(What you will do): Each line below with the string "rgis" should be copied.

(Component data from apps and pages):
↓

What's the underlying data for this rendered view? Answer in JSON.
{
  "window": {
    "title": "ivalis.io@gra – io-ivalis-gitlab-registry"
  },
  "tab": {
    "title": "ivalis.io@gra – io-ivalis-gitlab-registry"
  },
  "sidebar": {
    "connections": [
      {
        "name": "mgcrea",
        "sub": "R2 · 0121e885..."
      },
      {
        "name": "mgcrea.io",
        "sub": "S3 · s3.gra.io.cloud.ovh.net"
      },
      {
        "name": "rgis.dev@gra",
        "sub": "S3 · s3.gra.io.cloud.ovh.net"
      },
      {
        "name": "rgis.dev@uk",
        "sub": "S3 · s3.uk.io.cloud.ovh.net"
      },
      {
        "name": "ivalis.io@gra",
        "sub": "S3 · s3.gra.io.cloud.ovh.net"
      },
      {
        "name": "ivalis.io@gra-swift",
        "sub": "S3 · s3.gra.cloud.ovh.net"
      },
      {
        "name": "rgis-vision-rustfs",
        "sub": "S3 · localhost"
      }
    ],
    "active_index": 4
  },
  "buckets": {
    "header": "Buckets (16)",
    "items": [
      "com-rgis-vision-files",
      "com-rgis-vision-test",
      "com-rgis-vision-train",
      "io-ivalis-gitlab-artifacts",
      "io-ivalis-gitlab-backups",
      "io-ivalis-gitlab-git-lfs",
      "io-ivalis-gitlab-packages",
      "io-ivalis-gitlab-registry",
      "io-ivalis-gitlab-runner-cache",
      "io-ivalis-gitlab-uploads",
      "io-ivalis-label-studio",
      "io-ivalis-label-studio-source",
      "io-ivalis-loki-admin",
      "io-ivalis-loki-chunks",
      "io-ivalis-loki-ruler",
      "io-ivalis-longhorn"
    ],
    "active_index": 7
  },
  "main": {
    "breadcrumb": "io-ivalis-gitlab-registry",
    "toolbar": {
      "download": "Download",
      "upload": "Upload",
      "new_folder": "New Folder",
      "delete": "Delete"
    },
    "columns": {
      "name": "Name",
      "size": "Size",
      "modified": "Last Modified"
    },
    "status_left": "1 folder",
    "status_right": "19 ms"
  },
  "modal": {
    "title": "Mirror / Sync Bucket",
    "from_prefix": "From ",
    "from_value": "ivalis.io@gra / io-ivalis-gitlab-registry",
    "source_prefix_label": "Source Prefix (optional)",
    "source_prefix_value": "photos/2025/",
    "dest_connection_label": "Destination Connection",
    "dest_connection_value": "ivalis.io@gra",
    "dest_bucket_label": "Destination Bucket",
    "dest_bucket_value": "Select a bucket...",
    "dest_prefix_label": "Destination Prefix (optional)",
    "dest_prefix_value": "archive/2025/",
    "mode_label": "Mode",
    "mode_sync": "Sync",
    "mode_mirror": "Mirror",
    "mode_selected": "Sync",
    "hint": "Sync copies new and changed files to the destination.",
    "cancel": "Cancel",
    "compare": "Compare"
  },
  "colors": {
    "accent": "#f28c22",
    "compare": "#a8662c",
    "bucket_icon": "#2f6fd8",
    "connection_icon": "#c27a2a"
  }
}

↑

(Reply to the task):
        "name": "rgis.dev@gra",
        "name": "rgis.dev@uk",
        "name": "rgis-vision-rustfs",
      "com-rgis-vision-files",
      "com-rgis-vision-test",
      "com-rgis-vision-train",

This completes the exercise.